YOUR TASK ▸ Please filter the data below down to the lines holding the string "การขยาย".

DATA IN THIS EXERCISE ▸

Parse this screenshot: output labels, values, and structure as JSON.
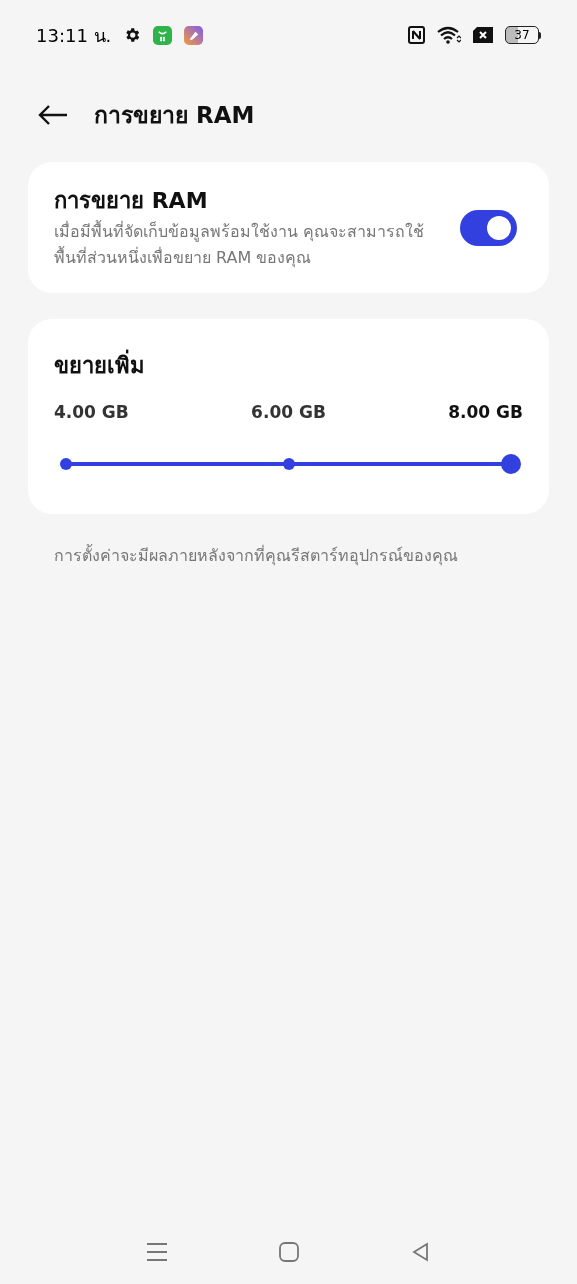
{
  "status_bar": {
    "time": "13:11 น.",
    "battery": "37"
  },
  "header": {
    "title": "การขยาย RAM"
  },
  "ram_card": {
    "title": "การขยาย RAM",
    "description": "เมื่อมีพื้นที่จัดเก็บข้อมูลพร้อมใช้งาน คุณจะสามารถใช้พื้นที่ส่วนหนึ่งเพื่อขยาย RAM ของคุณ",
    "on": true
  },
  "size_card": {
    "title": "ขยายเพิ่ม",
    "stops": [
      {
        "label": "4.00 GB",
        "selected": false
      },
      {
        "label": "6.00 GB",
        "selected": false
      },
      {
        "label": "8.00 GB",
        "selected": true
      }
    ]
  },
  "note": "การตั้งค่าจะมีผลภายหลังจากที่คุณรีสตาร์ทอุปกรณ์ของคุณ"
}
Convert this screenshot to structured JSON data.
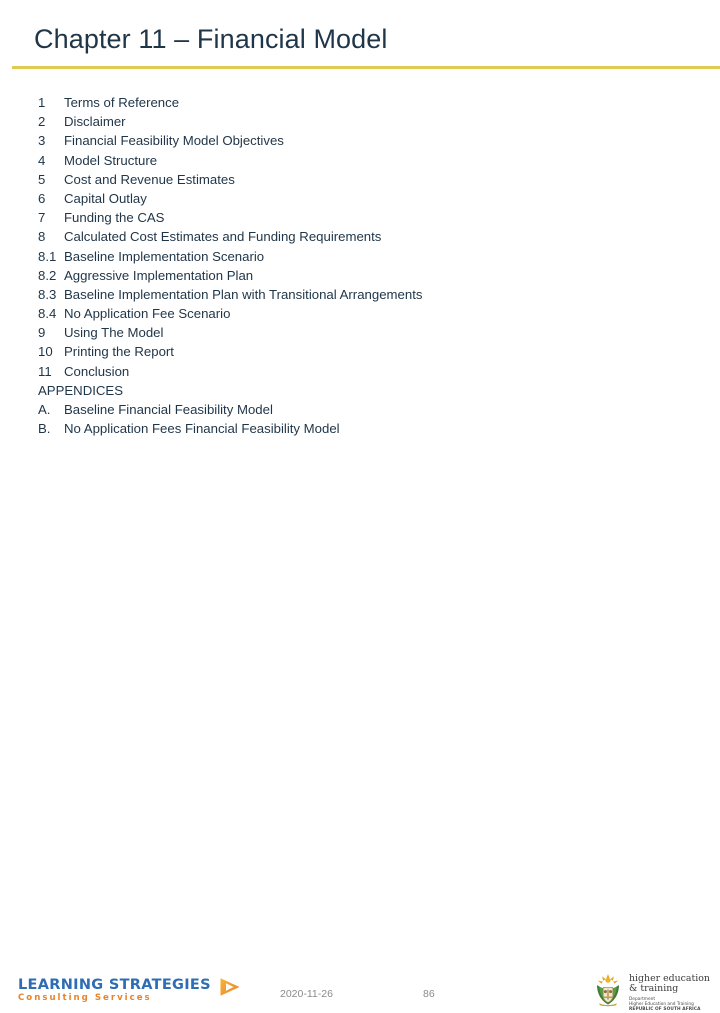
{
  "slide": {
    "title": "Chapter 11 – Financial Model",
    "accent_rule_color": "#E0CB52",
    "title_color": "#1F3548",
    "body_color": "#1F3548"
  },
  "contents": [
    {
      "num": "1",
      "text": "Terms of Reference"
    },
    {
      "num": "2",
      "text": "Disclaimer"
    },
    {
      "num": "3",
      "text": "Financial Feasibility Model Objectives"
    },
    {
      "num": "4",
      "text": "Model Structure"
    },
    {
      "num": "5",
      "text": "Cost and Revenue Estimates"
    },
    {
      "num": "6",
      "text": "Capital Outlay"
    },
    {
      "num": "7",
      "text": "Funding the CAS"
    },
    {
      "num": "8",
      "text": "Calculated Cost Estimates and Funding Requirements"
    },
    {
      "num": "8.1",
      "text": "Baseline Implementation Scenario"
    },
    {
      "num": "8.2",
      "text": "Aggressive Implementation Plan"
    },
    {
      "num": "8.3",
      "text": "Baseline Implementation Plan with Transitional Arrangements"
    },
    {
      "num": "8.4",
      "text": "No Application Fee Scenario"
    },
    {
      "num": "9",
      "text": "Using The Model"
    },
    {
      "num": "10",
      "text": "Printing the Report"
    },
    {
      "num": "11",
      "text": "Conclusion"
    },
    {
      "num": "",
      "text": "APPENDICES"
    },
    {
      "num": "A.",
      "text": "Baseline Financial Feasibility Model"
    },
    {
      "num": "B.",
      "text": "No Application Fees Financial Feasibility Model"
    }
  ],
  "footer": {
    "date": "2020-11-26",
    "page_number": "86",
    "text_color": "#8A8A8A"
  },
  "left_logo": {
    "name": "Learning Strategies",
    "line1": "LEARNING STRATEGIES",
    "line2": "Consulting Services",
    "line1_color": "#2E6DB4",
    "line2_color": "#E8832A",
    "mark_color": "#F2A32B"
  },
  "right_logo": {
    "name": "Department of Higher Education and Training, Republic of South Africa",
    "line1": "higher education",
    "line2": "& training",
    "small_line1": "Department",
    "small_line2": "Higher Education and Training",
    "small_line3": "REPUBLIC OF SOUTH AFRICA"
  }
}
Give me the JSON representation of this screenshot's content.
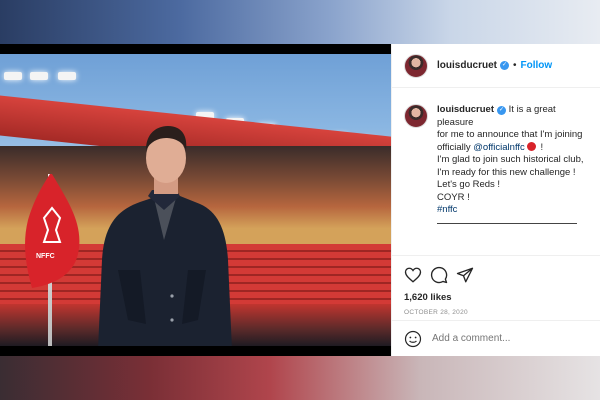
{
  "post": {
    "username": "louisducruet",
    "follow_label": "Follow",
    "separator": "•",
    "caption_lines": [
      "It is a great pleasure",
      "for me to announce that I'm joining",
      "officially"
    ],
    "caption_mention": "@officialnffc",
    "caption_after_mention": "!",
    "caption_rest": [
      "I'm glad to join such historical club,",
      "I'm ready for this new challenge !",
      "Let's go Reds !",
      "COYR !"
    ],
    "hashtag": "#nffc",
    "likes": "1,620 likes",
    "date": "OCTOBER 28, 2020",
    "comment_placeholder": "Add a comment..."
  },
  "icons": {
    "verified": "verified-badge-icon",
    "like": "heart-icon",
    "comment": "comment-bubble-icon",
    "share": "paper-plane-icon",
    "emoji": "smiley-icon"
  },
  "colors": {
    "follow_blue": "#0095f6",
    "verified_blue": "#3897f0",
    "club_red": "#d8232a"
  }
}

RESPONSE ▸
    "title": "การขยาย RAM"
    "title": "การขยาย RAM",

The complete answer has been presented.